• **What you have to do**
Return all the data exactly, keeping the pictures out.

• **Entries shown**
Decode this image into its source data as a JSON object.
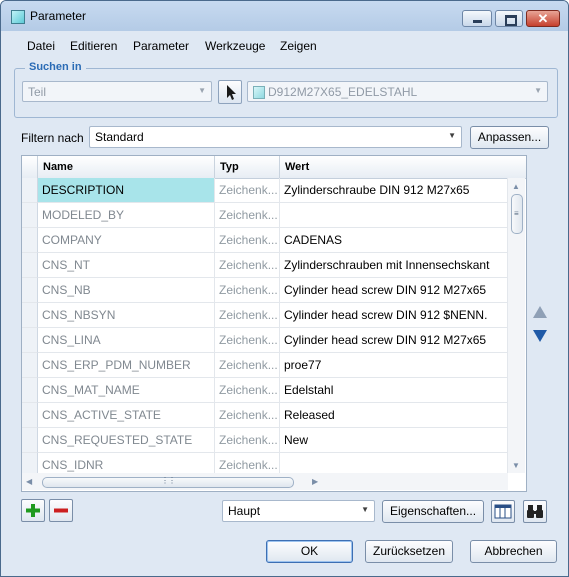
{
  "window": {
    "title": "Parameter"
  },
  "menu": [
    "Datei",
    "Editieren",
    "Parameter",
    "Werkzeuge",
    "Zeigen"
  ],
  "search_group": {
    "title": "Suchen in",
    "scope_value": "Teil",
    "part_value": "D912M27X65_EDELSTAHL"
  },
  "filter": {
    "label": "Filtern nach",
    "value": "Standard",
    "customize_button": "Anpassen..."
  },
  "table": {
    "columns": [
      "Name",
      "Typ",
      "Wert"
    ],
    "rows": [
      {
        "name": "DESCRIPTION",
        "type": "Zeichenk...",
        "value": "Zylinderschraube DIN 912 M27x65"
      },
      {
        "name": "MODELED_BY",
        "type": "Zeichenk...",
        "value": ""
      },
      {
        "name": "COMPANY",
        "type": "Zeichenk...",
        "value": "CADENAS"
      },
      {
        "name": "CNS_NT",
        "type": "Zeichenk...",
        "value": "Zylinderschrauben mit Innensechskant"
      },
      {
        "name": "CNS_NB",
        "type": "Zeichenk...",
        "value": "Cylinder head screw DIN 912 M27x65"
      },
      {
        "name": "CNS_NBSYN",
        "type": "Zeichenk...",
        "value": "Cylinder head screw DIN 912 $NENN."
      },
      {
        "name": "CNS_LINA",
        "type": "Zeichenk...",
        "value": "Cylinder head screw DIN 912 M27x65"
      },
      {
        "name": "CNS_ERP_PDM_NUMBER",
        "type": "Zeichenk...",
        "value": "proe77"
      },
      {
        "name": "CNS_MAT_NAME",
        "type": "Zeichenk...",
        "value": "Edelstahl"
      },
      {
        "name": "CNS_ACTIVE_STATE",
        "type": "Zeichenk...",
        "value": "Released"
      },
      {
        "name": "CNS_REQUESTED_STATE",
        "type": "Zeichenk...",
        "value": "New"
      },
      {
        "name": "CNS_IDNR",
        "type": "Zeichenk...",
        "value": ""
      }
    ],
    "selected_row": 0
  },
  "bottom": {
    "view_value": "Haupt",
    "properties_button": "Eigenschaften..."
  },
  "dialog_buttons": {
    "ok": "OK",
    "reset": "Zurücksetzen",
    "cancel": "Abbrechen"
  },
  "colors": {
    "selection": "#a8e4ea",
    "accent": "#2a6bb5",
    "add": "#1f9a1f",
    "remove": "#cc1f1f",
    "move_arrow": "#1f5aa8"
  }
}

• **Task solution**
Decode this image into its source data as a JSON object.
{
  "window": {
    "title": "Parameter"
  },
  "menu": [
    "Datei",
    "Editieren",
    "Parameter",
    "Werkzeuge",
    "Zeigen"
  ],
  "search_group": {
    "title": "Suchen in",
    "scope_value": "Teil",
    "part_value": "D912M27X65_EDELSTAHL"
  },
  "filter": {
    "label": "Filtern nach",
    "value": "Standard",
    "customize_button": "Anpassen..."
  },
  "table": {
    "columns": [
      "Name",
      "Typ",
      "Wert"
    ],
    "rows": [
      {
        "name": "DESCRIPTION",
        "type": "Zeichenk...",
        "value": "Zylinderschraube DIN 912 M27x65"
      },
      {
        "name": "MODELED_BY",
        "type": "Zeichenk...",
        "value": ""
      },
      {
        "name": "COMPANY",
        "type": "Zeichenk...",
        "value": "CADENAS"
      },
      {
        "name": "CNS_NT",
        "type": "Zeichenk...",
        "value": "Zylinderschrauben mit Innensechskant"
      },
      {
        "name": "CNS_NB",
        "type": "Zeichenk...",
        "value": "Cylinder head screw DIN 912 M27x65"
      },
      {
        "name": "CNS_NBSYN",
        "type": "Zeichenk...",
        "value": "Cylinder head screw DIN 912 $NENN."
      },
      {
        "name": "CNS_LINA",
        "type": "Zeichenk...",
        "value": "Cylinder head screw DIN 912 M27x65"
      },
      {
        "name": "CNS_ERP_PDM_NUMBER",
        "type": "Zeichenk...",
        "value": "proe77"
      },
      {
        "name": "CNS_MAT_NAME",
        "type": "Zeichenk...",
        "value": "Edelstahl"
      },
      {
        "name": "CNS_ACTIVE_STATE",
        "type": "Zeichenk...",
        "value": "Released"
      },
      {
        "name": "CNS_REQUESTED_STATE",
        "type": "Zeichenk...",
        "value": "New"
      },
      {
        "name": "CNS_IDNR",
        "type": "Zeichenk...",
        "value": ""
      }
    ],
    "selected_row": 0
  },
  "bottom": {
    "view_value": "Haupt",
    "properties_button": "Eigenschaften..."
  },
  "dialog_buttons": {
    "ok": "OK",
    "reset": "Zurücksetzen",
    "cancel": "Abbrechen"
  },
  "colors": {
    "selection": "#a8e4ea",
    "accent": "#2a6bb5",
    "add": "#1f9a1f",
    "remove": "#cc1f1f",
    "move_arrow": "#1f5aa8"
  }
}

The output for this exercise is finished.